▶ _DESCRIPTION OF THE TASK_:
Give the records again, word for word.

▶ _WORKING DATA_:
******

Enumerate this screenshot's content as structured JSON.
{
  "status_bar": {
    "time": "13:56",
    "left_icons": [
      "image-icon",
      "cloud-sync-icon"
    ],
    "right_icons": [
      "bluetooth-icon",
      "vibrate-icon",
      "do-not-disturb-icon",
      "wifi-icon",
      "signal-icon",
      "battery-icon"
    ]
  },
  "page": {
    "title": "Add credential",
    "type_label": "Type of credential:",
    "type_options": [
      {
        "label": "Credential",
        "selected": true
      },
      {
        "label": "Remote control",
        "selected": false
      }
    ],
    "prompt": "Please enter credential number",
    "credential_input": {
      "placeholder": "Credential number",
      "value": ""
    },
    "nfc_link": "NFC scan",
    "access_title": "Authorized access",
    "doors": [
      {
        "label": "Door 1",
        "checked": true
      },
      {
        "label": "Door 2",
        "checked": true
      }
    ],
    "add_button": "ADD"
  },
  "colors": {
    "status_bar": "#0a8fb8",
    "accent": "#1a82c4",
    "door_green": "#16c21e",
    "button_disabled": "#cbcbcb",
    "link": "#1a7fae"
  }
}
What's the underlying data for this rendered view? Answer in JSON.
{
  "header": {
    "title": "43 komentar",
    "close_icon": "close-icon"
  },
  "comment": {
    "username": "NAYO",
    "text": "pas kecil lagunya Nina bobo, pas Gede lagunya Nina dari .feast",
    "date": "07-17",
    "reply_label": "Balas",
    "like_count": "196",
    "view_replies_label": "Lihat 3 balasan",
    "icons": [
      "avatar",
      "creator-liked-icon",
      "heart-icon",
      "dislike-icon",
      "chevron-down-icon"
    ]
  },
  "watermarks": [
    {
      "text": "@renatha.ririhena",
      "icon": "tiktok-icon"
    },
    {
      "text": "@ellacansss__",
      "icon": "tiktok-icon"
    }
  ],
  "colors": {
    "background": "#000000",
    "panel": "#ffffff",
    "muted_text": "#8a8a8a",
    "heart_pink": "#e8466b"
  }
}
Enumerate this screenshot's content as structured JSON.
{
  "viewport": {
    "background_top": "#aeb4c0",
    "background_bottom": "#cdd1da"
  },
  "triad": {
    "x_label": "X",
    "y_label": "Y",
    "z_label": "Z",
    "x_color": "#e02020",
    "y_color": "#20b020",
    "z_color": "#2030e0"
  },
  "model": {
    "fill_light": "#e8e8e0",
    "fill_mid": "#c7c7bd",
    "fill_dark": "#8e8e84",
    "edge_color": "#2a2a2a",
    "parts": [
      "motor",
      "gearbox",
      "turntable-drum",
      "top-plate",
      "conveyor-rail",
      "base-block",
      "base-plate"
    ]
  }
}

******

▶ _EXERCISE RESPONSE_:
Enumerate this screenshot's content as structured JSON.
{
  "status_bar": {
    "time": "13:56",
    "left_icons": [
      "image-icon",
      "cloud-sync-icon"
    ],
    "right_icons": [
      "bluetooth-icon",
      "vibrate-icon",
      "do-not-disturb-icon",
      "wifi-icon",
      "signal-icon",
      "battery-icon"
    ]
  },
  "page": {
    "title": "Add credential",
    "type_label": "Type of credential:",
    "type_options": [
      {
        "label": "Credential",
        "selected": true
      },
      {
        "label": "Remote control",
        "selected": false
      }
    ],
    "prompt": "Please enter credential number",
    "credential_input": {
      "placeholder": "Credential number",
      "value": ""
    },
    "nfc_link": "NFC scan",
    "access_title": "Authorized access",
    "doors": [
      {
        "label": "Door 1",
        "checked": true
      },
      {
        "label": "Door 2",
        "checked": true
      }
    ],
    "add_button": "ADD"
  },
  "colors": {
    "status_bar": "#0a8fb8",
    "accent": "#1a82c4",
    "door_green": "#16c21e",
    "button_disabled": "#cbcbcb",
    "link": "#1a7fae"
  }
}
What's the underlying data for this rendered view? Answer in JSON.
{
  "header": {
    "title": "43 komentar",
    "close_icon": "close-icon"
  },
  "comment": {
    "username": "NAYO",
    "text": "pas kecil lagunya Nina bobo, pas Gede lagunya Nina dari .feast",
    "date": "07-17",
    "reply_label": "Balas",
    "like_count": "196",
    "view_replies_label": "Lihat 3 balasan",
    "icons": [
      "avatar",
      "creator-liked-icon",
      "heart-icon",
      "dislike-icon",
      "chevron-down-icon"
    ]
  },
  "watermarks": [
    {
      "text": "@renatha.ririhena",
      "icon": "tiktok-icon"
    },
    {
      "text": "@ellacansss__",
      "icon": "tiktok-icon"
    }
  ],
  "colors": {
    "background": "#000000",
    "panel": "#ffffff",
    "muted_text": "#8a8a8a",
    "heart_pink": "#e8466b"
  }
}
Enumerate this screenshot's content as structured JSON.
{
  "viewport": {
    "background_top": "#aeb4c0",
    "background_bottom": "#cdd1da"
  },
  "triad": {
    "x_label": "X",
    "y_label": "Y",
    "z_label": "Z",
    "x_color": "#e02020",
    "y_color": "#20b020",
    "z_color": "#2030e0"
  },
  "model": {
    "fill_light": "#e8e8e0",
    "fill_mid": "#c7c7bd",
    "fill_dark": "#8e8e84",
    "edge_color": "#2a2a2a",
    "parts": [
      "motor",
      "gearbox",
      "turntable-drum",
      "top-plate",
      "conveyor-rail",
      "base-block",
      "base-plate"
    ]
  }
}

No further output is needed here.